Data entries
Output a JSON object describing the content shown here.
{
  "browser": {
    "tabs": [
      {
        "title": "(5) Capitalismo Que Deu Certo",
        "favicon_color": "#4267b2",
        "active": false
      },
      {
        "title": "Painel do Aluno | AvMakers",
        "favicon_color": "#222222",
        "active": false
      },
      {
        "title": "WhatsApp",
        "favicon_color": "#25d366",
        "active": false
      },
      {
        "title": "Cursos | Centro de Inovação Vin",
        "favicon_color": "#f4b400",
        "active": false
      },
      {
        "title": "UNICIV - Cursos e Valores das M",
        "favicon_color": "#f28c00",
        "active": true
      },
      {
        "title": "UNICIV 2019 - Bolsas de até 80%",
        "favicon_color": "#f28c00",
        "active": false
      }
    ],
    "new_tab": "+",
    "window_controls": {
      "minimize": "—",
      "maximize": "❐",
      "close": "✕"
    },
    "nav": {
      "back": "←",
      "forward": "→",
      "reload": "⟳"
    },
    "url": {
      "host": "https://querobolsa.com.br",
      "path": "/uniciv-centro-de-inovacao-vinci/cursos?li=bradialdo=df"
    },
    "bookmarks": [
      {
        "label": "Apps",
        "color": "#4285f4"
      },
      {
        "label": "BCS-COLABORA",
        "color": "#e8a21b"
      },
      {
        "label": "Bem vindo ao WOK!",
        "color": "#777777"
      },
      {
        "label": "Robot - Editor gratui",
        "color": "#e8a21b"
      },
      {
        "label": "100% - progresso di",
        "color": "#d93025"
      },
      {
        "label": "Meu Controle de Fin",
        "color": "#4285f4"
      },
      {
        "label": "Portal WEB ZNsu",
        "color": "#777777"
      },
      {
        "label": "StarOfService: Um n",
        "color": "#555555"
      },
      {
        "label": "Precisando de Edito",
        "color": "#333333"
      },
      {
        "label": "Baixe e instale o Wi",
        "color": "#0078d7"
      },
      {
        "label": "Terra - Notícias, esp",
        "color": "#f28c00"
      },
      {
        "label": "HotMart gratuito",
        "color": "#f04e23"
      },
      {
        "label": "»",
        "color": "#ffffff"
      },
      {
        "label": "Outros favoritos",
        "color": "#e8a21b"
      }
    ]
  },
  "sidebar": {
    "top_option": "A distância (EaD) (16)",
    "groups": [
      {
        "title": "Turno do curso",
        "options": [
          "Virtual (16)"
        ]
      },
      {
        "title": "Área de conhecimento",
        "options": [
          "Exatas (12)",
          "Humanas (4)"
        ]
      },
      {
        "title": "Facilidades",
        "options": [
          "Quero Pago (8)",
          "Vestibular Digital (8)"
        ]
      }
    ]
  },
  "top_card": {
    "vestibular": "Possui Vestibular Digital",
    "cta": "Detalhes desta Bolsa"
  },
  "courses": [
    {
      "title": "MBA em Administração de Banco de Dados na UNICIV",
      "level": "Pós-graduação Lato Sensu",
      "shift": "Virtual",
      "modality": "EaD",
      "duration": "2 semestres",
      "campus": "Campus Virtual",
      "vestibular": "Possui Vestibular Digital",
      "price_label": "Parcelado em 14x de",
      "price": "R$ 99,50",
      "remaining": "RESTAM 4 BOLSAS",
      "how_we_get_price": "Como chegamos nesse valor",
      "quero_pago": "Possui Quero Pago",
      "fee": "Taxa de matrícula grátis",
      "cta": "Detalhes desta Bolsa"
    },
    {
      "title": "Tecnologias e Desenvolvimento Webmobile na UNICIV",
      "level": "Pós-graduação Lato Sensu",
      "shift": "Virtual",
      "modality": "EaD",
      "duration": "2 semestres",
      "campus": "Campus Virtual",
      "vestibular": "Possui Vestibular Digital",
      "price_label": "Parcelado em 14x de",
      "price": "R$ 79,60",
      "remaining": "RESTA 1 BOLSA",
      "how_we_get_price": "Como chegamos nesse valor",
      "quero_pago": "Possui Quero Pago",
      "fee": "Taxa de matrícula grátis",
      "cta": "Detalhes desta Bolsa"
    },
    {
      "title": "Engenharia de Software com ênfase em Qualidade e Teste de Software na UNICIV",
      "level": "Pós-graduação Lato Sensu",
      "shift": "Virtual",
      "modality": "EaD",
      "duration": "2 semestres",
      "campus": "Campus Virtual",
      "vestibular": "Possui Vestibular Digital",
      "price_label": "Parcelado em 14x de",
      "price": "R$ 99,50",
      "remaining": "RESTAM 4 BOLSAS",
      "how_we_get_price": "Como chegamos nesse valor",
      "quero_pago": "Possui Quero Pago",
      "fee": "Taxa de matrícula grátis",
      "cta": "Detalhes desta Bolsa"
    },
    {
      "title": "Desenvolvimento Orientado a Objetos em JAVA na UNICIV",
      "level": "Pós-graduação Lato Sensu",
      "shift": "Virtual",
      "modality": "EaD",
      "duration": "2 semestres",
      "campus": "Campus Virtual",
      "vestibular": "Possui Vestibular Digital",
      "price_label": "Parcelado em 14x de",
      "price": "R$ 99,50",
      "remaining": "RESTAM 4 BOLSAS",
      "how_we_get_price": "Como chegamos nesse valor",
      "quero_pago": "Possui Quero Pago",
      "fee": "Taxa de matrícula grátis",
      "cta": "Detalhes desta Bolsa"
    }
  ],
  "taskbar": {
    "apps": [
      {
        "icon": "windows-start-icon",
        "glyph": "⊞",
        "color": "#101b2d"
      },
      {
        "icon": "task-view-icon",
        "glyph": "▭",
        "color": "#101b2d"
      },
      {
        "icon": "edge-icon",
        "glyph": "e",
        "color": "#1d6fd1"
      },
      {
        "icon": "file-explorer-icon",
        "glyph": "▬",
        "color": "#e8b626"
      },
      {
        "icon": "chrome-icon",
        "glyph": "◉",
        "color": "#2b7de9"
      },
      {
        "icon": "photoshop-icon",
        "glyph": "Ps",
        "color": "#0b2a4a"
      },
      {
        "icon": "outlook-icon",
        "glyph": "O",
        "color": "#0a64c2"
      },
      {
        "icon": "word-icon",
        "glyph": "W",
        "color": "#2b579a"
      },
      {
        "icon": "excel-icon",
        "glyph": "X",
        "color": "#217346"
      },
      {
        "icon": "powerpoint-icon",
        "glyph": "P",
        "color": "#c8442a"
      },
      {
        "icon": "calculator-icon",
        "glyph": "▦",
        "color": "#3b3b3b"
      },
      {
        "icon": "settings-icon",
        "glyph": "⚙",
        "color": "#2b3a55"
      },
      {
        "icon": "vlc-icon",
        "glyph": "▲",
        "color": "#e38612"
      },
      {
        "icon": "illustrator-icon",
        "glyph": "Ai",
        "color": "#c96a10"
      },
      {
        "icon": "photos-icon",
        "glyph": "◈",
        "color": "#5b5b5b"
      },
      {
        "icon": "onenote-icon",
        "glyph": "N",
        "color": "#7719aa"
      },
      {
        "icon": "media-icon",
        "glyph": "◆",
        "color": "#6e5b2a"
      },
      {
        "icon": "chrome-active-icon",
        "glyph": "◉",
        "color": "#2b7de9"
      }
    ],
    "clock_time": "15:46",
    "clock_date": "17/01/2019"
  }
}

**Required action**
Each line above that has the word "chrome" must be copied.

**Exercise response**
        "icon": "chrome-icon",
        "icon": "chrome-active-icon",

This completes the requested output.